The process was derailed in the lead-up to the 2012 election, when the CLP in opposition broke from bipartisan support of statehood, and railed against members of the constitutional convention being elected at the same time as local governments. The combining of elections was part of a bid to save an enormous amount of money, while still gaining the same outcomes of democratic free and fair elections. The move destroyed any community or political good will, and left five years of delicate and considered consultations, and debates in tatters. A senior politician at the time responded by dismissing statehood as “not a barbecue stopper”, but in fact the CLP intervention had the impact of moving statehood to the scrap heap. The entire foundation of statehood is to give Territorians the autonomy to govern their own affairs, to have their votes counted equally in referendums, and to draft the first constitution in Australia in more than 100 years.
It should take into account the lessons of the last century and right historic wrongs through an inclusive process of constitutional renewal; a process that puts Indigenous Australians and our stories at the centre of that picture, and rightly at the heart of the document that will guide future governance. There is far more opportunity than challenge in statehood, but like many reforms to governance structures, it requires bravery, courage, and conviction. Sadly, those are qualities not seen for some time in political discourse in the Northern Territory.
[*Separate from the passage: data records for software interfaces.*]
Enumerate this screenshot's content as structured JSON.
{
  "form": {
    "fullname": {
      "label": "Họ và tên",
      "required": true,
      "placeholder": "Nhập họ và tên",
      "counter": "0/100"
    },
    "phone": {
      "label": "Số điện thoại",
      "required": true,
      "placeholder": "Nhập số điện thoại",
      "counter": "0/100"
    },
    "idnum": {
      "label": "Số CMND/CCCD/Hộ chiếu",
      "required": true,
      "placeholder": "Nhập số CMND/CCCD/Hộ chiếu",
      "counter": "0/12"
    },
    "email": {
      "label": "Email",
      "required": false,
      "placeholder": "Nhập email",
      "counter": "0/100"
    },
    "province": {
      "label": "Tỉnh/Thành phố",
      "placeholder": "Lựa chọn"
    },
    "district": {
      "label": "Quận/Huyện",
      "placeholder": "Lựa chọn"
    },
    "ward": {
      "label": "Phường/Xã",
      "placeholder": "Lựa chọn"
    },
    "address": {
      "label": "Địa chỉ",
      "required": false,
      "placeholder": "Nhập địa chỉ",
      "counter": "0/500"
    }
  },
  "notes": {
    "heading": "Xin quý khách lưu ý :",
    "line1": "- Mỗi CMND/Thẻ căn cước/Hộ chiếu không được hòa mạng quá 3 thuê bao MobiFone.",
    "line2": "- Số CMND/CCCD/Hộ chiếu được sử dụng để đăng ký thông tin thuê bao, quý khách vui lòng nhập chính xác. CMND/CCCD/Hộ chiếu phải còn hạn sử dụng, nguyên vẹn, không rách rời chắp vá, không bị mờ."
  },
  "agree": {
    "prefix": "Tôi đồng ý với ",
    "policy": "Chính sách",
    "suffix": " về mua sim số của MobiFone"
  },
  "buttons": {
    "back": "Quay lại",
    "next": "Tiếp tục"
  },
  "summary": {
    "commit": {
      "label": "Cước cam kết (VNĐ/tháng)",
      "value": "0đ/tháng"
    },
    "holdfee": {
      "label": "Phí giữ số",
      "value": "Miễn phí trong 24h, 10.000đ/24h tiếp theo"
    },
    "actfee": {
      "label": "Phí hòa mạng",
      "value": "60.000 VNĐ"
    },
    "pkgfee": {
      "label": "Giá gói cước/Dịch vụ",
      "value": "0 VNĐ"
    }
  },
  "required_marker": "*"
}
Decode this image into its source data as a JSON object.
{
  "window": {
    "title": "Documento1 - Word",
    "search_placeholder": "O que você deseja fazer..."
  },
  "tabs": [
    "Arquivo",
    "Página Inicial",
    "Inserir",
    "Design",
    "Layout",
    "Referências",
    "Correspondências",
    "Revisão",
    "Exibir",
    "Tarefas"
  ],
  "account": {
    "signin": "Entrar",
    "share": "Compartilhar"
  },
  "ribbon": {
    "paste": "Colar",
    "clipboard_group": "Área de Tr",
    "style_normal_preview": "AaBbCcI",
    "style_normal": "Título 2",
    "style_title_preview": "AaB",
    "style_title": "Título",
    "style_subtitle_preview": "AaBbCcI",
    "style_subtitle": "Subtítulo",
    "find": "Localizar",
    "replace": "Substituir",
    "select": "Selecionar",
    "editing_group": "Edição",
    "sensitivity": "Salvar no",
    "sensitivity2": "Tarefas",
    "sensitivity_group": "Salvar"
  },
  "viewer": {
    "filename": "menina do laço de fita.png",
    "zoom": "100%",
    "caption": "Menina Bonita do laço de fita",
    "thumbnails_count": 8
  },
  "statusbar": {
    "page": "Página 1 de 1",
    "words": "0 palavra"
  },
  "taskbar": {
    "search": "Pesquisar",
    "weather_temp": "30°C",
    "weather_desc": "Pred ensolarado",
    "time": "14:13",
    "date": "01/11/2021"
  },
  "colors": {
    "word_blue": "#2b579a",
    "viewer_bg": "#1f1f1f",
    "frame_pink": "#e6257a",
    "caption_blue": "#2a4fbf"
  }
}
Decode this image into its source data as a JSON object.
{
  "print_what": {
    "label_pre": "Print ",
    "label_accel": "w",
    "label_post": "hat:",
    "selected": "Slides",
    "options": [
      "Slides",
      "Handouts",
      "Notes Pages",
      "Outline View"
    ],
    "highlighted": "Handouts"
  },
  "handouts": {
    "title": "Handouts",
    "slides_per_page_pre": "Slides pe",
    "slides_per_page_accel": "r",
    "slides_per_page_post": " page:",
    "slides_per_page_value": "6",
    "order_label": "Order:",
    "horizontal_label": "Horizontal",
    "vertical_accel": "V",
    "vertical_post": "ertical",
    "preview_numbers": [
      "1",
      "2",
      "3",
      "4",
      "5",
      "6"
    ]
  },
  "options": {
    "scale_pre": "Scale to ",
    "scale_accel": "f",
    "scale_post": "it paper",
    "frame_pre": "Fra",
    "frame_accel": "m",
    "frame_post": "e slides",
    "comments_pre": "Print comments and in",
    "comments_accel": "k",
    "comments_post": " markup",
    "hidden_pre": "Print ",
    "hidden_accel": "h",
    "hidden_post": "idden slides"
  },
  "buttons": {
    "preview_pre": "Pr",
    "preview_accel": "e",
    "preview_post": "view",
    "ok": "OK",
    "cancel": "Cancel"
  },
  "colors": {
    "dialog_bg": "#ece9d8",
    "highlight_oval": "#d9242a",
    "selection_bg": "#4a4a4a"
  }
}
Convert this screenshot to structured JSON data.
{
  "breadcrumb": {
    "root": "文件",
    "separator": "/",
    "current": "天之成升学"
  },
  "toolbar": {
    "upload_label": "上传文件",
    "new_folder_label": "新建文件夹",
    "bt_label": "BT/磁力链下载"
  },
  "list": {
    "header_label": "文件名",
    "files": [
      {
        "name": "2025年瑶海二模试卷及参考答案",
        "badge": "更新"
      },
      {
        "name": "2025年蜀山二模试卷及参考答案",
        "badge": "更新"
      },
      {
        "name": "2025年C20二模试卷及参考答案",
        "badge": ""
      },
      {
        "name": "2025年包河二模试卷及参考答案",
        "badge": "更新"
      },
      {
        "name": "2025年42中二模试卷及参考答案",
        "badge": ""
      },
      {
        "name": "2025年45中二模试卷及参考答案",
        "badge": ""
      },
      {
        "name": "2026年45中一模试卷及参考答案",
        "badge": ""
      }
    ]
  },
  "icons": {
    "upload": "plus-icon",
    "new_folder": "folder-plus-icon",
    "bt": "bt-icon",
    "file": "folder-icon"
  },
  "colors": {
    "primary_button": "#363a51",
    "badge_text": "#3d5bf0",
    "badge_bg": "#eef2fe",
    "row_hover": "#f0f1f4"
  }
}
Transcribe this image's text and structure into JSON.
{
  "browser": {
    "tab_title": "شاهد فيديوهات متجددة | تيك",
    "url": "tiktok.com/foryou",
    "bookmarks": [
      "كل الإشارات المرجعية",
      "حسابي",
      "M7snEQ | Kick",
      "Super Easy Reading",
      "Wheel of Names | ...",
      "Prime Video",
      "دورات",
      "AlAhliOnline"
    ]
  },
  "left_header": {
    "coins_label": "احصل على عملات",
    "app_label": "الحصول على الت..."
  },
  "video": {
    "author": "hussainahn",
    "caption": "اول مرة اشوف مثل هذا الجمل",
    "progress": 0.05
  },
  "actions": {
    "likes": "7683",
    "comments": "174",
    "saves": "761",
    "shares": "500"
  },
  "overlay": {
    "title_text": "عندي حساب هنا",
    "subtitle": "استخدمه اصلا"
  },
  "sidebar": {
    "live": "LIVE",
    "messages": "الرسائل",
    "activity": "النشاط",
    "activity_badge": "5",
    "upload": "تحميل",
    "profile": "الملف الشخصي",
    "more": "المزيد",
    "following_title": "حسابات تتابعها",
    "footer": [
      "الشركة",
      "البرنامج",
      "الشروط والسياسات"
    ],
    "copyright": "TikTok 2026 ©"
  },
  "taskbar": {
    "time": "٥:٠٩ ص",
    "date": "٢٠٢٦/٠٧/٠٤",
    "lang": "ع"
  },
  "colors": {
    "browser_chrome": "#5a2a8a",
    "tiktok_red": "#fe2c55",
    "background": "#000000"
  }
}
These have been tumultuous times in the Northern Territory in recent years, featured by a steady flow of controversies which have undermined trust in our politicians, public institutions and processes. Voters have responded decisively by sending a strong message for change. There needs to be a comprehensive overhaul of all governance structures, and a considered approach to addressing over-representation, while entrenching checks and balances that are – as much as possible – apolitical, and reforms that entrench open government. If not, the great risk is that the cycle of mistrust will continue.